As we approach the opening of MACNA 2019 which this year is dedicated to Aquaculture, there appears to be lots of news and announcement about new captive breeding successes. The Antibes Marineland located in South of France, has a long history of Marine life breeding; they have produced hundreds of shark and rays that were shared with other public aquarium including over 100 Sandbar sharks (Carcharhinus plumbeus).
They also started an aquarium fish breeding program that warmed up with some few clownfish, then they quickly scored some other interesting fish such as the Acreichthys tomentosus, the green aiptasia eating filefish, and other species of seahorses, dottyback, and even some shrimps like Hymenocera picta and Lysmata wurdemanni. We will keep you up to date with other success story coming out from them.
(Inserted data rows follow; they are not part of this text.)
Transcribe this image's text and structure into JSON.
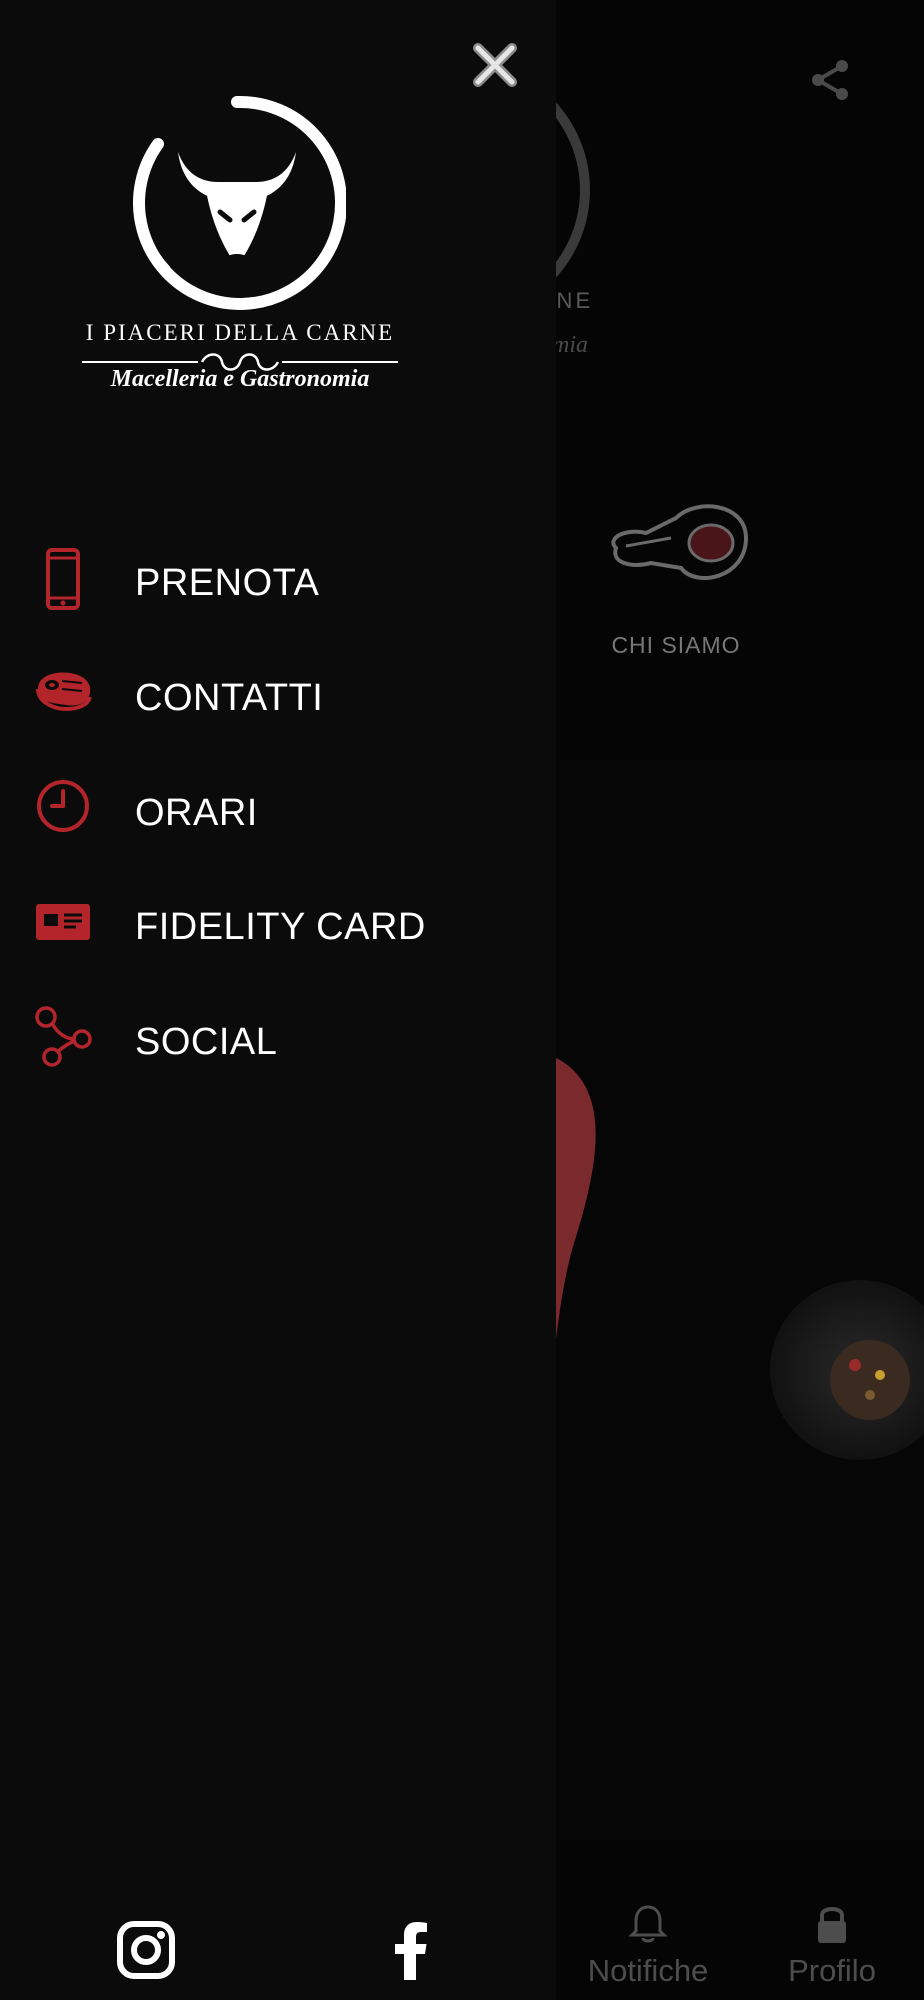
{
  "background_app": {
    "brand_partial_name": "ARNE",
    "brand_partial_tagline": "omia",
    "tile_label": "CHI SIAMO",
    "tabs": [
      {
        "label": "Notifiche",
        "icon": "bell-icon"
      },
      {
        "label": "Profilo",
        "icon": "lock-icon"
      }
    ]
  },
  "drawer": {
    "brand": {
      "name": "I PIACERI DELLA CARNE",
      "tagline": "Macelleria e Gastronomia"
    },
    "menu": [
      {
        "label": "PRENOTA",
        "icon": "smartphone-icon"
      },
      {
        "label": "CONTATTI",
        "icon": "steak-icon"
      },
      {
        "label": "ORARI",
        "icon": "clock-icon"
      },
      {
        "label": "FIDELITY CARD",
        "icon": "id-card-icon"
      },
      {
        "label": "SOCIAL",
        "icon": "nodes-icon"
      }
    ],
    "social": [
      {
        "icon": "instagram-icon"
      },
      {
        "icon": "facebook-icon"
      }
    ]
  },
  "colors": {
    "accent": "#b3242b",
    "drawer_bg": "#0b0b0c",
    "text": "#ffffff",
    "dim_text": "#4d4d4d"
  }
}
As for now their new very interesting breakthrough is with the Shrimpfish Aeoliscus strigatus, not the first time in the world but a very rare occassion nonetheless.
The eggs of shrimpfish develop in chains that quickly dissociate, then they hatch in 24 hours and their first accepted larval food was Acartia tonsa copepods. The 50 cute young shrimp fish at Marineland Antibes are now 50 Days old, and 2 cm long and they behave exactly like their parents.
At around 15 days they switch to their more adult gregarious behavior with their head down, with a length around 6 mm. If you like seeing a school of small normal fish schooling, you can imagine the beautiful sight to observe this miniature school of 2 cm fish, exact replica of their parents, swimming vertically in unison
Public Aquarium play a very important active role in developing the necessary science for the future of our hobby, and their achievements must be celebrated. We would like to congratulate the team of Marineland composed of Gillet Jérome, Mension Sarah, Billion Régis and their curator Catteau Jean Philippe for this achievement.
Some additional information that could be useful for other breeding programs is that the copepod eggs were supplied by CFeed and the microalgae by GreenSea